"Market consensus is for a June 2015 rate increase. However, any Fed comment hinting at an earlier rise would put further downward pressure on the metals."
for December delivery settled $3.60 higher at $1,235.10 an ounce.
Spot gold fell to $1,225.30 an ounce, its lowest since January, early on Monday before climbing 0.5 percent on balance to $1,234. Last week, gold fell 3 percent as the dollar index posted its ninth straight weekly gain.
Traders said the small gain could be due to safe-haven bids after Asian stocks fell to a five-week low due to a batch of weak data out of China.
Unwinding of some short positions, which have built up significantly in the past few weeks, could also be a factor in providing some support on Monday.
But investor sentiment towards gold remains weak, with hedge funds and money managers cutting bullish futures and option bets in gold to their lowest in nearly three months, according to data from the Commodity Futures Trading Commission on Friday.
Dollar strength and weak physical demand are also weighing on bullion. Asia - the top gold-consuming region - has not shown too much interest in buying the metal at lower prices as buyers expect further declines.
"There is still very little interest from China," said ANZ analyst Victor Thianpiriya.
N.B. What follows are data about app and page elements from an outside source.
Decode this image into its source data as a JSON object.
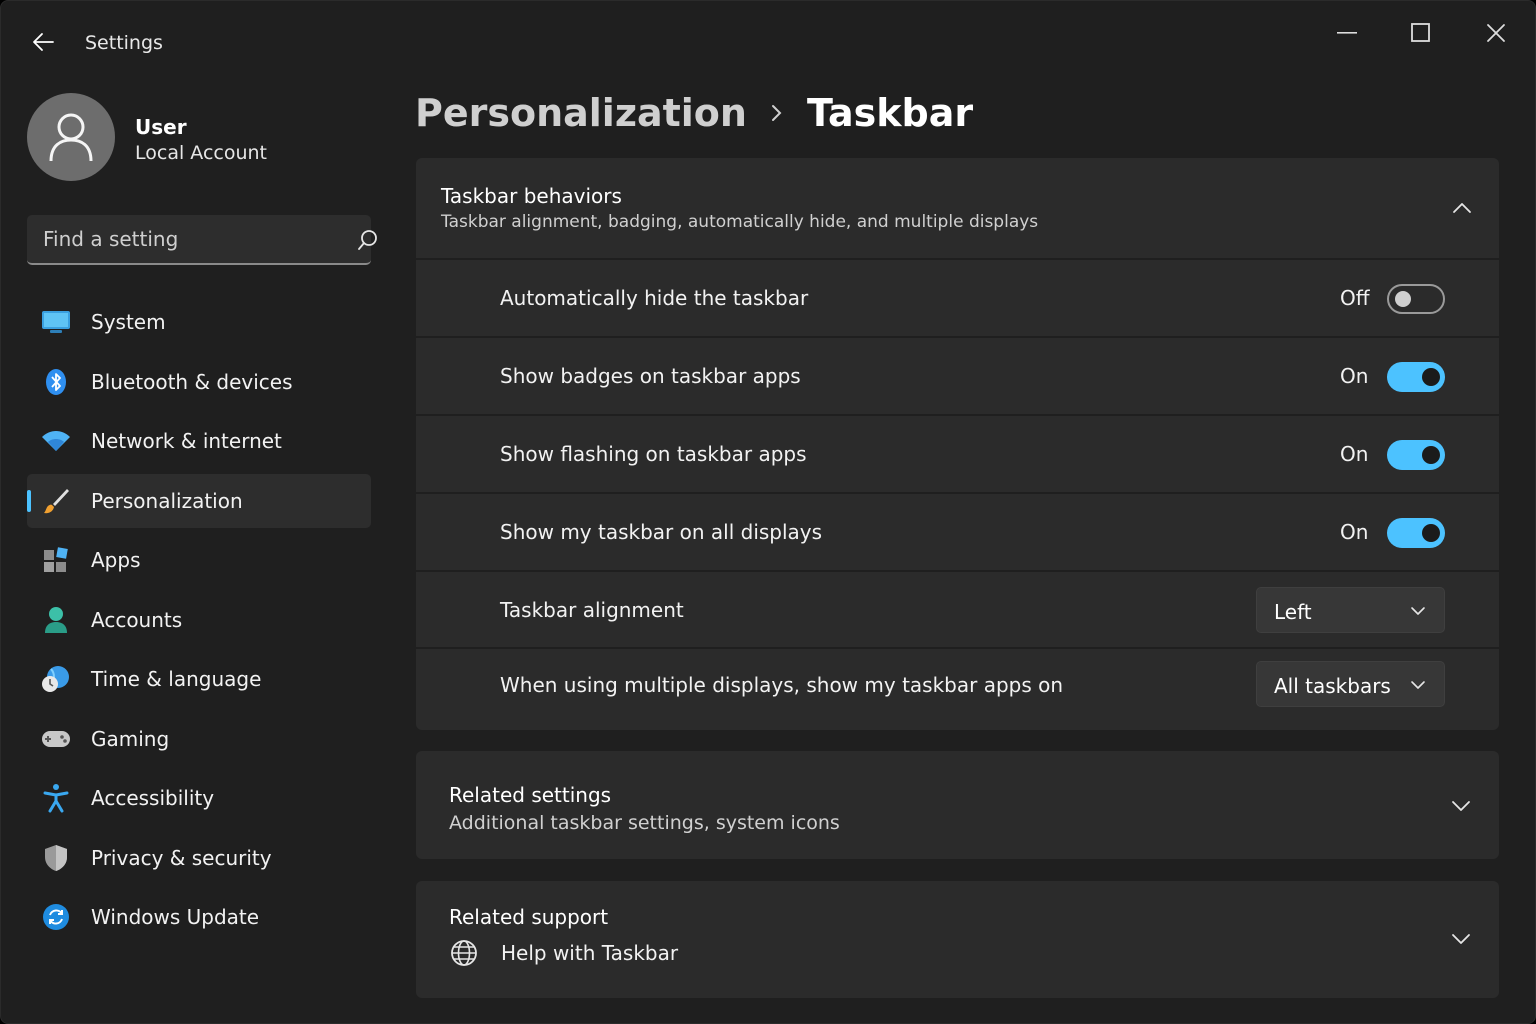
{
  "window": {
    "title": "Settings"
  },
  "profile": {
    "name": "User",
    "account_type": "Local Account"
  },
  "search": {
    "placeholder": "Find a setting"
  },
  "nav": {
    "items": [
      {
        "label": "System",
        "icon": "monitor-icon"
      },
      {
        "label": "Bluetooth & devices",
        "icon": "bluetooth-icon"
      },
      {
        "label": "Network & internet",
        "icon": "wifi-icon"
      },
      {
        "label": "Personalization",
        "icon": "paintbrush-icon",
        "active": true
      },
      {
        "label": "Apps",
        "icon": "apps-icon"
      },
      {
        "label": "Accounts",
        "icon": "person-icon"
      },
      {
        "label": "Time & language",
        "icon": "globe-clock-icon"
      },
      {
        "label": "Gaming",
        "icon": "gamepad-icon"
      },
      {
        "label": "Accessibility",
        "icon": "accessibility-icon"
      },
      {
        "label": "Privacy & security",
        "icon": "shield-icon"
      },
      {
        "label": "Windows Update",
        "icon": "update-icon"
      }
    ]
  },
  "breadcrumb": {
    "parent": "Personalization",
    "current": "Taskbar"
  },
  "behaviors": {
    "title": "Taskbar behaviors",
    "subtitle": "Taskbar alignment, badging, automatically hide, and multiple displays",
    "rows": [
      {
        "label": "Automatically hide the taskbar",
        "state": "Off",
        "on": false
      },
      {
        "label": "Show badges on taskbar apps",
        "state": "On",
        "on": true
      },
      {
        "label": "Show flashing on taskbar apps",
        "state": "On",
        "on": true
      },
      {
        "label": "Show my taskbar on all displays",
        "state": "On",
        "on": true
      }
    ],
    "alignment": {
      "label": "Taskbar alignment",
      "value": "Left"
    },
    "multi_display": {
      "label": "When using multiple displays, show my taskbar apps on",
      "value": "All taskbars"
    }
  },
  "related_settings": {
    "title": "Related settings",
    "subtitle": "Additional taskbar settings, system icons"
  },
  "related_support": {
    "title": "Related support",
    "help_label": "Help with Taskbar"
  },
  "colors": {
    "accent": "#4cc2ff",
    "background": "#1f1f1f",
    "card": "#2b2b2b"
  }
}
China is the biggest buyer of gold and robust buying in the country could lend support to global gold prices.
Thianpiriya said the sluggish demand was not, however, isolated to China.